News that rising rents are forcing more people to rely on housing benefit to keep them in homes near jobs and schools came at around the same time that our attention was drawn to Trust for London's data on income inequality in London's boroughs.
It's not particularly new (and the information itself is based on pay data from 2006) but it's interesting to peruse. They've looked at which wards are in the 10% poorest and richest in London and made a graph. It probably won't surprise you to hear that Richmond, for example, has 13 of the richest wards in the capital and none of the poorest, while Newham has 12 of the poorest and Barking and Dagenham 11.
What's perhaps more interesting are the divided boroughs. Haringey has five of the poorest wards but also four of the wealthiest; Tower Hamlets has four of the poorest and two of the wealthiest wards. Even Kensington and Chelsea and Hammersmith and Fulham have one poor ward each. Combine this with rising rents and you can see that in the most divided boroughs, people in low paying jobs will have very little choice about where to live (we're assuming a correlation between wealthier areas and high housing costs), entrenching poverty in certain places. Housing information tends to stop at the borough level so it's useful to get a bit more detail of what's happening on an even more local level.

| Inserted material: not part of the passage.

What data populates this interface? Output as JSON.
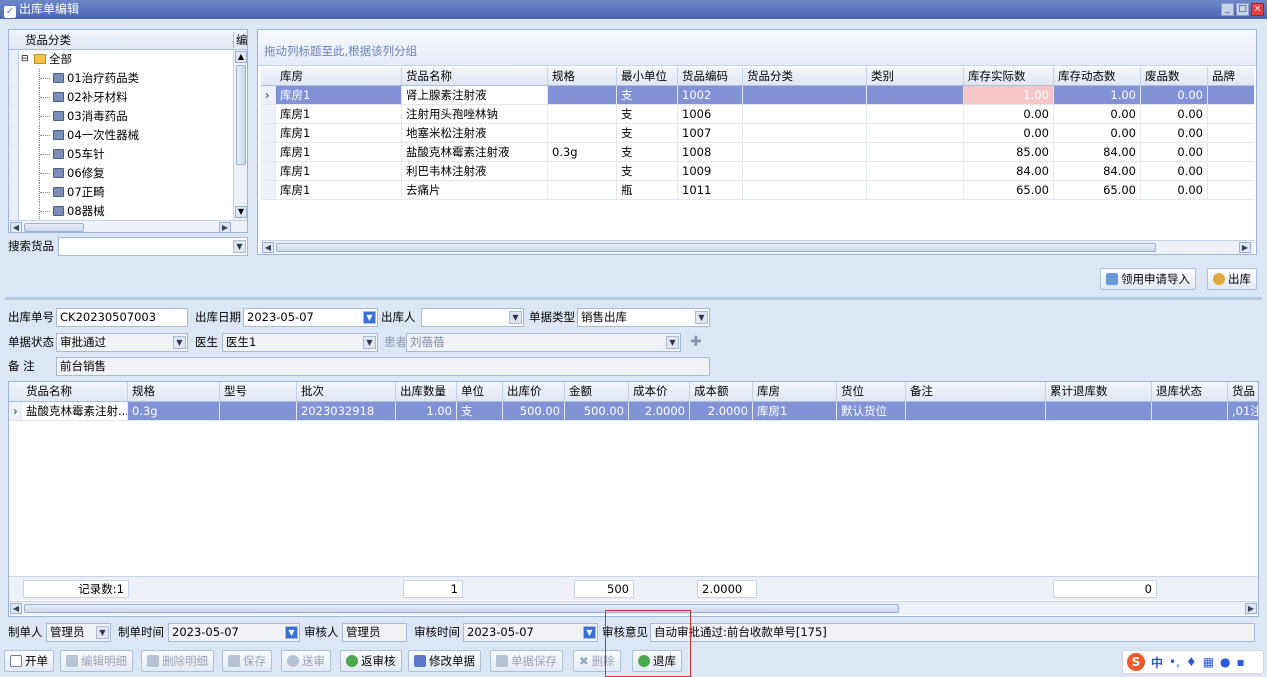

At least we can end on a slightly more positive note: Lambeth (one of the wealthiest wards, none of the poorest) will tonight declare themselves a Living Wage council.